Task objective:
Scan the entries and copy each line where the word "INFORMACION" is present.

──────── Extracted data ────────

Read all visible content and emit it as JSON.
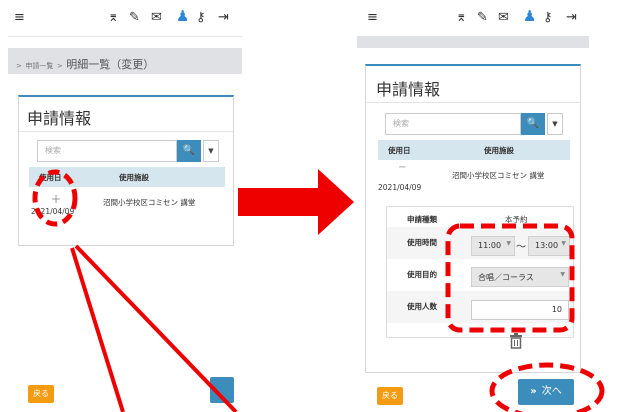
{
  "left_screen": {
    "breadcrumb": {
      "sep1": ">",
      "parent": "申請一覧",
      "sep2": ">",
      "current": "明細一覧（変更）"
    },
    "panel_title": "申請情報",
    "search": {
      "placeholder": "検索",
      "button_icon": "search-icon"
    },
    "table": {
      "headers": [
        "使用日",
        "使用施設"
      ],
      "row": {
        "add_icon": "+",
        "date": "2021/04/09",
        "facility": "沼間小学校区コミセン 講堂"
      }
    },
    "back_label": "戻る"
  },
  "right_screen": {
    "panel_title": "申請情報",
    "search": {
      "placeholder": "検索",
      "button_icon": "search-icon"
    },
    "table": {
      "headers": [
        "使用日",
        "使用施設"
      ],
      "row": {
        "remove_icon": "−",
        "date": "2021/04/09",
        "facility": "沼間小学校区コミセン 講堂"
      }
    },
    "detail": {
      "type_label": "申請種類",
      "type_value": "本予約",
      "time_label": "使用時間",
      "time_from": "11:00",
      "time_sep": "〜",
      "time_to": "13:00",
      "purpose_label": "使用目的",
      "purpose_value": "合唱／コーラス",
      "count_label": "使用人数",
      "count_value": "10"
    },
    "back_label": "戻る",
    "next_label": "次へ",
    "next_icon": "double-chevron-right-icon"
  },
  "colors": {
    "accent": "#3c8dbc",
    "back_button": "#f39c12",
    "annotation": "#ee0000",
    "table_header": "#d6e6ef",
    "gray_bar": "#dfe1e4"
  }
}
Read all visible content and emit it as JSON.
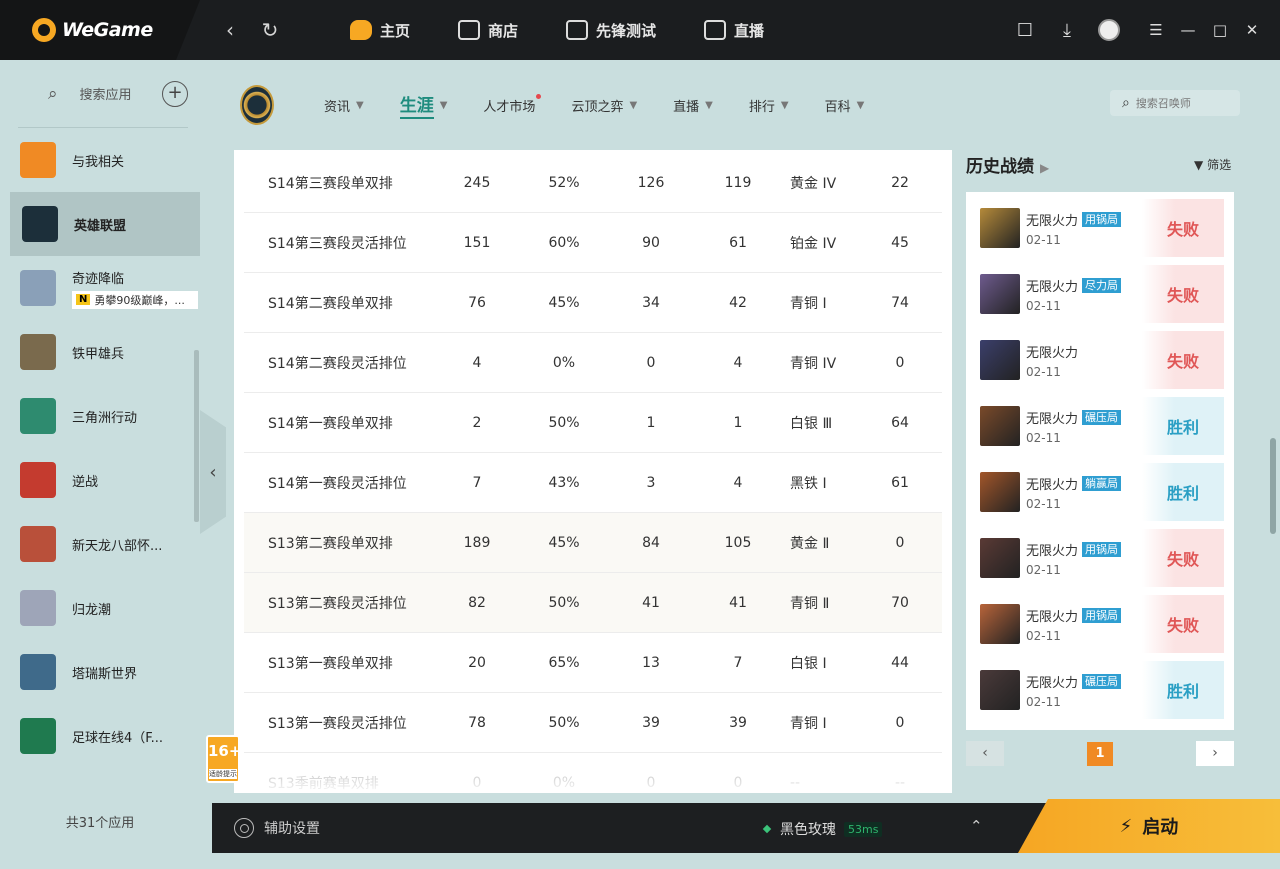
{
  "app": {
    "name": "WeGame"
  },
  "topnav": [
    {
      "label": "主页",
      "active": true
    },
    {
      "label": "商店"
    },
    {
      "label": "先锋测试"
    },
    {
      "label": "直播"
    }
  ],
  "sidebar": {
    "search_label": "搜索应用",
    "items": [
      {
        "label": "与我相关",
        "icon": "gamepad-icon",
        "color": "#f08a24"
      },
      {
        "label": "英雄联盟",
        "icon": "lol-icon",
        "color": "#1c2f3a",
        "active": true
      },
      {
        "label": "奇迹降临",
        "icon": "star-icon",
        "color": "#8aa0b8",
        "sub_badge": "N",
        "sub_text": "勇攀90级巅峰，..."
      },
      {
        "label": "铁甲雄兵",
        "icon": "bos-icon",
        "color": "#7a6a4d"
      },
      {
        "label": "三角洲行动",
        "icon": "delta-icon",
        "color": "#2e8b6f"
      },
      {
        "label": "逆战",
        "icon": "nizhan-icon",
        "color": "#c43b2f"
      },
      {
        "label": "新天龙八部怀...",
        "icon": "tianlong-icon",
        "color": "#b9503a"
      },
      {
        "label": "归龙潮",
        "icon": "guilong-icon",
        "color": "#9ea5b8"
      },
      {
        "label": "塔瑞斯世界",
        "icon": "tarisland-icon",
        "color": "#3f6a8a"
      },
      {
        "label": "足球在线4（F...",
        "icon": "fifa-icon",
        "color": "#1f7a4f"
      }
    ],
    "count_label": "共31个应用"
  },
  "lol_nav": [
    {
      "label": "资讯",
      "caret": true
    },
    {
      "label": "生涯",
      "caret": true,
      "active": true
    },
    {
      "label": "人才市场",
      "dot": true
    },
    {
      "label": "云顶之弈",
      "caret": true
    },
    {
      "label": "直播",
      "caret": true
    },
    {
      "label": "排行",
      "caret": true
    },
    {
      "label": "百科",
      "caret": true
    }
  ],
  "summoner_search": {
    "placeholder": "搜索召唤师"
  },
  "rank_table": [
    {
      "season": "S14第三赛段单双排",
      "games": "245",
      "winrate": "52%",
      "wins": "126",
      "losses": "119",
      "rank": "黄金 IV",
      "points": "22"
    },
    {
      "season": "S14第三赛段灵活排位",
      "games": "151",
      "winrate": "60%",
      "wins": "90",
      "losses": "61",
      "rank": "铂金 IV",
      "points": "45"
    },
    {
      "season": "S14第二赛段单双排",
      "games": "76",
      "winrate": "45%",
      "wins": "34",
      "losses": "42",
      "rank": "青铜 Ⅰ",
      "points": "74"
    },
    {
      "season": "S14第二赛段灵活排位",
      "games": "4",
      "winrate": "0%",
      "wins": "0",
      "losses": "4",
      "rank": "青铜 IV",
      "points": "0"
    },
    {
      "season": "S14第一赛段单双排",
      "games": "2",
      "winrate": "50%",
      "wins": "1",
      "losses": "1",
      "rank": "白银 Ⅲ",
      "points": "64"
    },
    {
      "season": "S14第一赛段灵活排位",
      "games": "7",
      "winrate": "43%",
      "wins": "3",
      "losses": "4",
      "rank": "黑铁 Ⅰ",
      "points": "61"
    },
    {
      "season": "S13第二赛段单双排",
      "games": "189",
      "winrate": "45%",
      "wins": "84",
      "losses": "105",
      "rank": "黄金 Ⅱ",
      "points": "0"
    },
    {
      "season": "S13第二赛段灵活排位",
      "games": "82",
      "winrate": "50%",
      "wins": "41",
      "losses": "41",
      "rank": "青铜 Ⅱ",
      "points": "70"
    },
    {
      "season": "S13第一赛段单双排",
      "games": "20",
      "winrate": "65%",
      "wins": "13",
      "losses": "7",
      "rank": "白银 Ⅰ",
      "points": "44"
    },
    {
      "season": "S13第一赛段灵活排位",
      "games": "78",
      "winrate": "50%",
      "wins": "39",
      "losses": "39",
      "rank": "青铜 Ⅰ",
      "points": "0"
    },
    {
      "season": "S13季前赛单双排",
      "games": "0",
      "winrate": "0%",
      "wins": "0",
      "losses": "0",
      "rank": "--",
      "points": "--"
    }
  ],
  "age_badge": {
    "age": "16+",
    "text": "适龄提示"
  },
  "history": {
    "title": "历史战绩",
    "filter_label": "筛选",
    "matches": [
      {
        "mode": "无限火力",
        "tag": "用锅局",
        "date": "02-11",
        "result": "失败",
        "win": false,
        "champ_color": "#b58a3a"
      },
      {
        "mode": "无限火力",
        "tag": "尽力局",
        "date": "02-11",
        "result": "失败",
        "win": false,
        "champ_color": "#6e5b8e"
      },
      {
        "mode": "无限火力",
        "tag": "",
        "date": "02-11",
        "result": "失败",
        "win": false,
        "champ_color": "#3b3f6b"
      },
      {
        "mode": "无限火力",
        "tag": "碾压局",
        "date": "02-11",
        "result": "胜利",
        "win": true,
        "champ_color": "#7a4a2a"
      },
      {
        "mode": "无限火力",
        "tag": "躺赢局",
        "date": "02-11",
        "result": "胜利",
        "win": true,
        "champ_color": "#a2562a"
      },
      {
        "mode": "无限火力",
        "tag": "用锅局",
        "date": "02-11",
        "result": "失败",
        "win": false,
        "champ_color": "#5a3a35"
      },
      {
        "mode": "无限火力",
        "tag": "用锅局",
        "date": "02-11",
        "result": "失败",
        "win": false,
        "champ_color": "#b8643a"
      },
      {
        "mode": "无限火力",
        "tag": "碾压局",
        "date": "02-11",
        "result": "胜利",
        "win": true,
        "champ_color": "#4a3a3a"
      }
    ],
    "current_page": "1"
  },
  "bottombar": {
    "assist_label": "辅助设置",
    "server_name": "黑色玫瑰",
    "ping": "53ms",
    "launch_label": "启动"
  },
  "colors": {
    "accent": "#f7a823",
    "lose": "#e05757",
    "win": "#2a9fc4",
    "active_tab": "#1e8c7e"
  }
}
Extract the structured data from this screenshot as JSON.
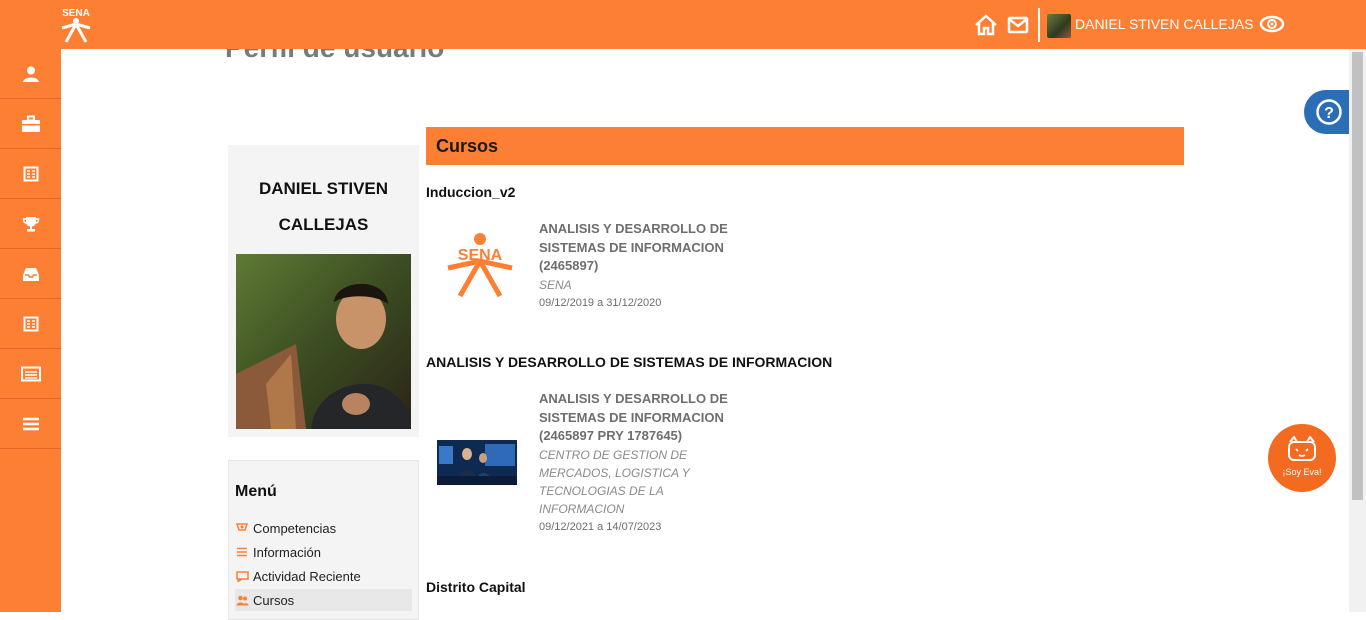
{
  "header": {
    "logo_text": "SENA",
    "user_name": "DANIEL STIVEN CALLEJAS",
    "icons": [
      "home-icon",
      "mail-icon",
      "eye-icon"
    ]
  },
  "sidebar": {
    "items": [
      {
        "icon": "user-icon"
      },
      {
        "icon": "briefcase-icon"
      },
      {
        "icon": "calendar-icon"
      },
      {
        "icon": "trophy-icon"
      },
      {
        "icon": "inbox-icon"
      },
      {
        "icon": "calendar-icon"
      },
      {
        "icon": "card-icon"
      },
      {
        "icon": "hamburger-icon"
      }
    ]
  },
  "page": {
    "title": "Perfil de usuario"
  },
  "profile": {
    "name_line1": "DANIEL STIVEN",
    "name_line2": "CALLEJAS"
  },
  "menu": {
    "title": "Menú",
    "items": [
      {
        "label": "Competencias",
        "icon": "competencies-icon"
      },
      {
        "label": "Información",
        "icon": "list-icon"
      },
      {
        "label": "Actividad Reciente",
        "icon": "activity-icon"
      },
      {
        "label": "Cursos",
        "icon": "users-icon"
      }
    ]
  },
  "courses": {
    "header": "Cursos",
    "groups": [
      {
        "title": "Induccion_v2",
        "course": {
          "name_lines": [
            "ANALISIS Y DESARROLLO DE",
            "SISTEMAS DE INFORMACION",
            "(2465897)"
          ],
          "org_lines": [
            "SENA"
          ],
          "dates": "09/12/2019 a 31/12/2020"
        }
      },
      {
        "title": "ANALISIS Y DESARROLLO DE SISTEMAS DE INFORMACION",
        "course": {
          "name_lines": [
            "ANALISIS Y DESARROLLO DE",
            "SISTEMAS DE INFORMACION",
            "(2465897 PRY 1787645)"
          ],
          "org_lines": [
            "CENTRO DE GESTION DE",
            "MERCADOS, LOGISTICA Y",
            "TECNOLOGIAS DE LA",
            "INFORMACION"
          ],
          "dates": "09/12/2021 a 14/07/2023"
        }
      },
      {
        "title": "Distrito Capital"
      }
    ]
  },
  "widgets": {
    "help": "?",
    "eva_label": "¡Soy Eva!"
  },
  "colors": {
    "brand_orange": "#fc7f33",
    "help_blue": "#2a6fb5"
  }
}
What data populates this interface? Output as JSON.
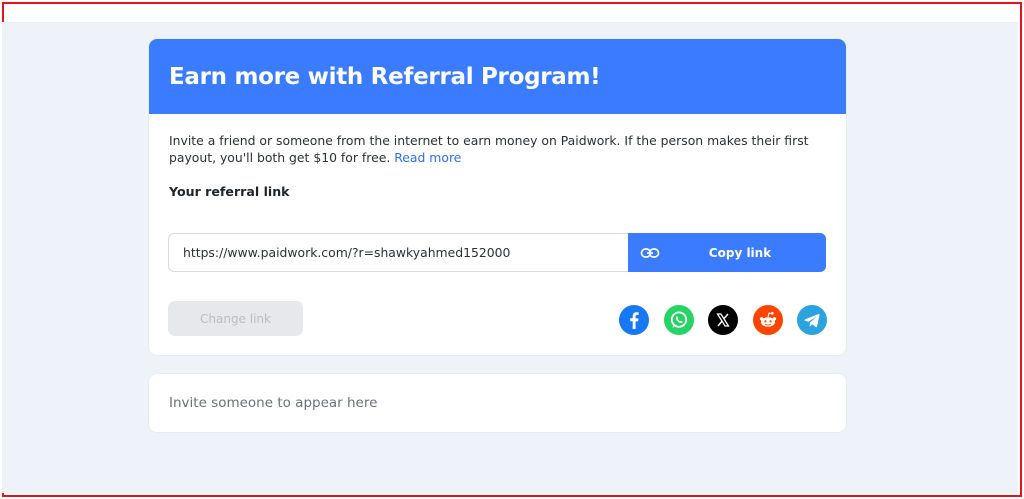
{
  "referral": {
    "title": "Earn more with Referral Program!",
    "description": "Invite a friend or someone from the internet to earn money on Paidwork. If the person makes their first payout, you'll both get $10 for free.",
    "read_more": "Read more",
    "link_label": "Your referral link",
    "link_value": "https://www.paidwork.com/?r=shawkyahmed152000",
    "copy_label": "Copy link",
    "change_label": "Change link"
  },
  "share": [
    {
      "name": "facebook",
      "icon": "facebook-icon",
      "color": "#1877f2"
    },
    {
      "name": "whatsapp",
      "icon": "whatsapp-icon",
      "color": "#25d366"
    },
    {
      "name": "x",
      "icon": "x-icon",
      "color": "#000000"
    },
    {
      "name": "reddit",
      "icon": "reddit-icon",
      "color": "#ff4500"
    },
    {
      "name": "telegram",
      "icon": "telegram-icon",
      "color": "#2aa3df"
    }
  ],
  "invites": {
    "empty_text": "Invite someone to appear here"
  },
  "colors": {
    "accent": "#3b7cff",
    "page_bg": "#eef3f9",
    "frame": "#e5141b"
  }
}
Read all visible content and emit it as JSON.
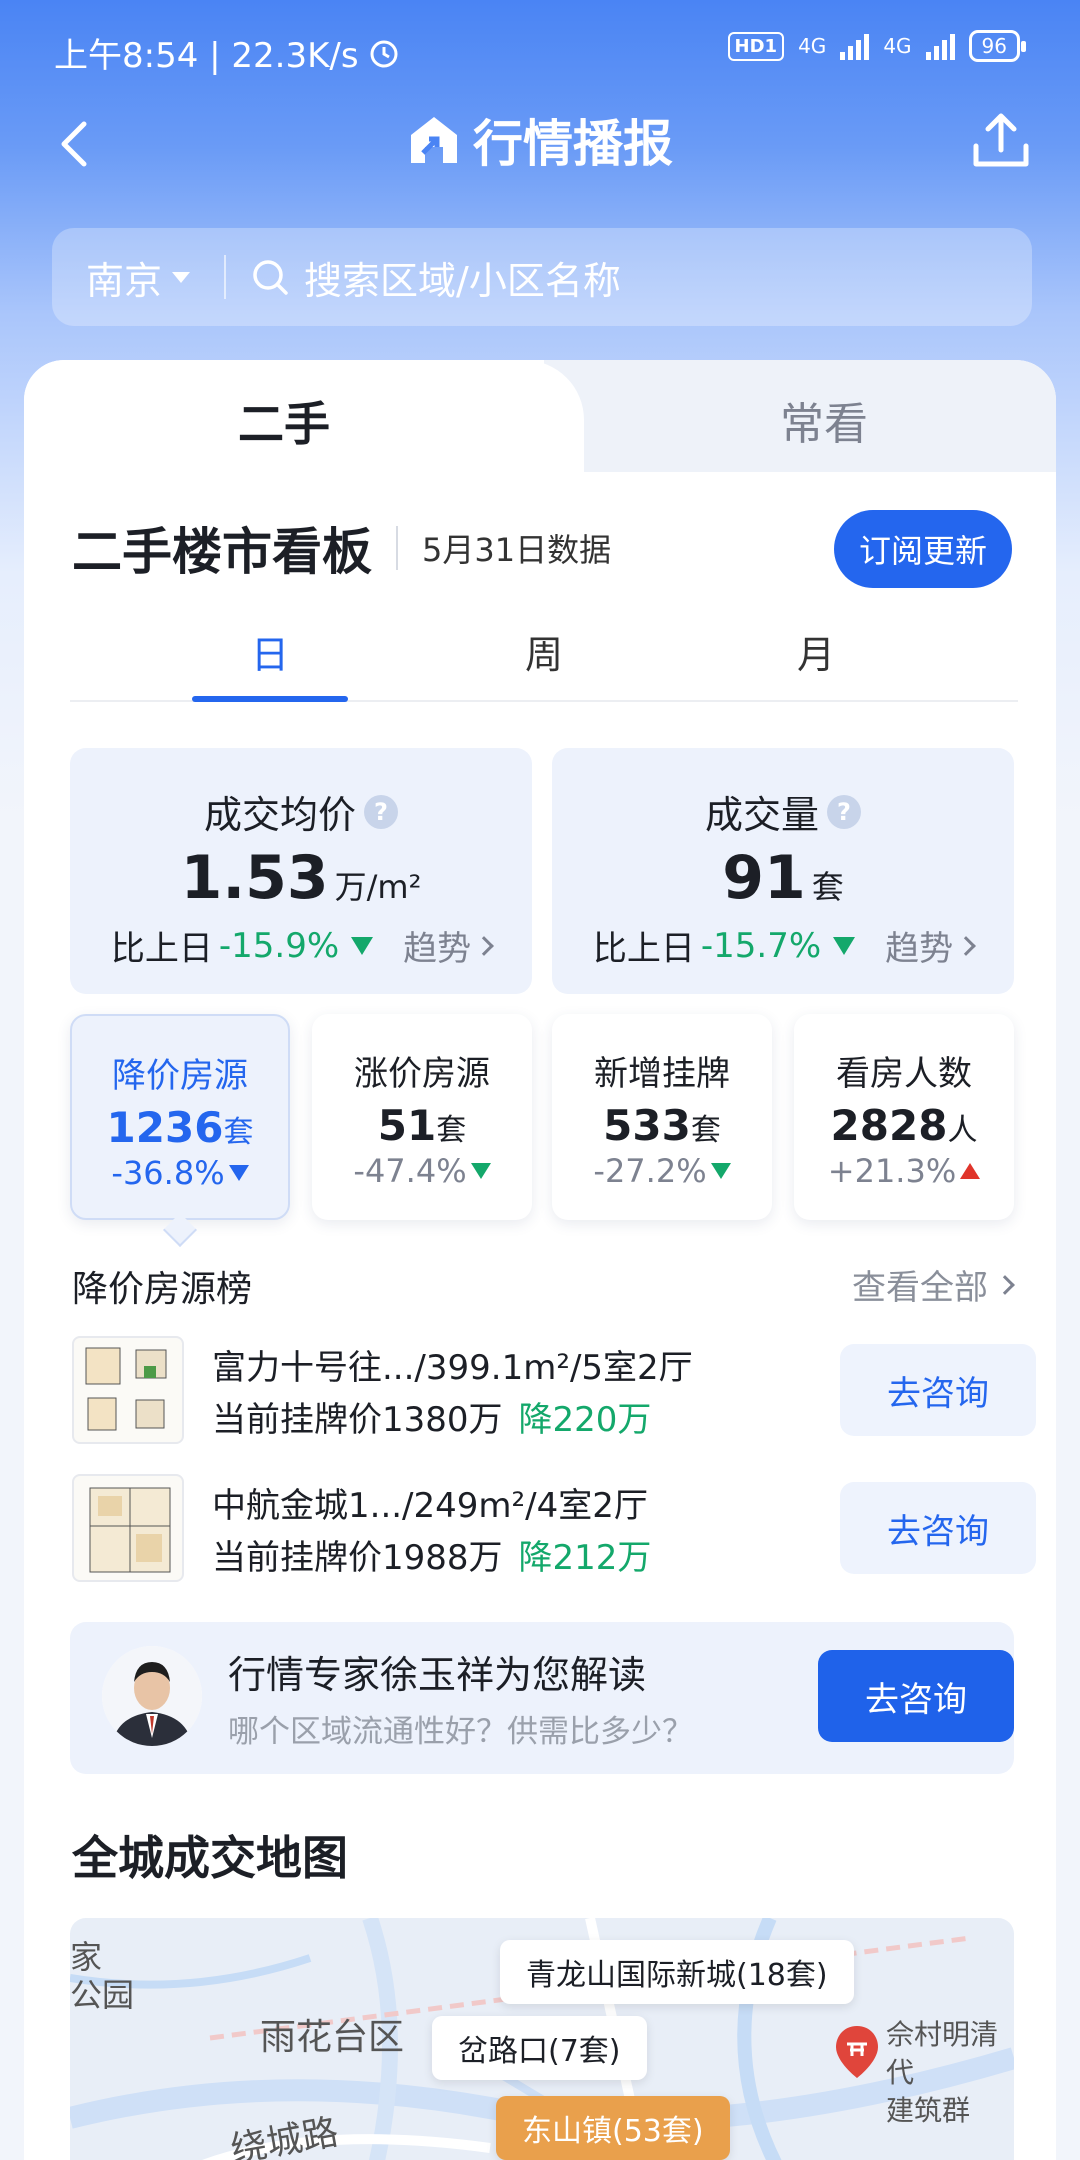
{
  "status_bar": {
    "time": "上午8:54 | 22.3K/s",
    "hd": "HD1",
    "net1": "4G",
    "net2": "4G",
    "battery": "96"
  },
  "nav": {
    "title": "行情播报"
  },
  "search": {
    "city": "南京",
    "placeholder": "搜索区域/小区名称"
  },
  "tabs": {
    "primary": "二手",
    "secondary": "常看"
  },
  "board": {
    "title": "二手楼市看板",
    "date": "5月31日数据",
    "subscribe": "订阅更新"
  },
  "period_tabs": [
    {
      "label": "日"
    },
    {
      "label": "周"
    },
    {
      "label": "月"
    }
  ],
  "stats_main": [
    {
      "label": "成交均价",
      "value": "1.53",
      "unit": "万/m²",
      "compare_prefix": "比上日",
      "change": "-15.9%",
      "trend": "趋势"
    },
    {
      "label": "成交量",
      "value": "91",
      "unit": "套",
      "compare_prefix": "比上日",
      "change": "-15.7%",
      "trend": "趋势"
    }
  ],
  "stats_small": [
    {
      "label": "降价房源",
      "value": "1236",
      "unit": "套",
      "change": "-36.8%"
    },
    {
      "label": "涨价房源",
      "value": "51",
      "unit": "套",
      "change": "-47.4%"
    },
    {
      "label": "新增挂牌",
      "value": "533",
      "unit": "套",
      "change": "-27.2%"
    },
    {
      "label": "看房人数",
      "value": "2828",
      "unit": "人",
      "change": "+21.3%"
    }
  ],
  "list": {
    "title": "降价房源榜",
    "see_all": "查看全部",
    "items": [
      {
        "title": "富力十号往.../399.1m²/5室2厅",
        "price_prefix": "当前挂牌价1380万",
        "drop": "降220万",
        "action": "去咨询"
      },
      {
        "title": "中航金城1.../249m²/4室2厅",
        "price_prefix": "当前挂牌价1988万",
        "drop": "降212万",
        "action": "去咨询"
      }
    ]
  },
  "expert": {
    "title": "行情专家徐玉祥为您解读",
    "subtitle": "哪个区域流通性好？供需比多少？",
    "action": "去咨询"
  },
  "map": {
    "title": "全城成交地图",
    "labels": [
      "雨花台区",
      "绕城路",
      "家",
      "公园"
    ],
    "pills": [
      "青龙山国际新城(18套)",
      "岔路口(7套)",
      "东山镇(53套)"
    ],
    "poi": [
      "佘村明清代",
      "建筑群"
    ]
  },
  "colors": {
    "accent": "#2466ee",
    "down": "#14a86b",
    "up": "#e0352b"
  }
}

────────

Result for this task:
            "SISTEMAS DE INFORMACION",
        "title": "ANALISIS Y DESARROLLO DE SISTEMAS DE INFORMACION",
            "SISTEMAS DE INFORMACION",
            "INFORMACION"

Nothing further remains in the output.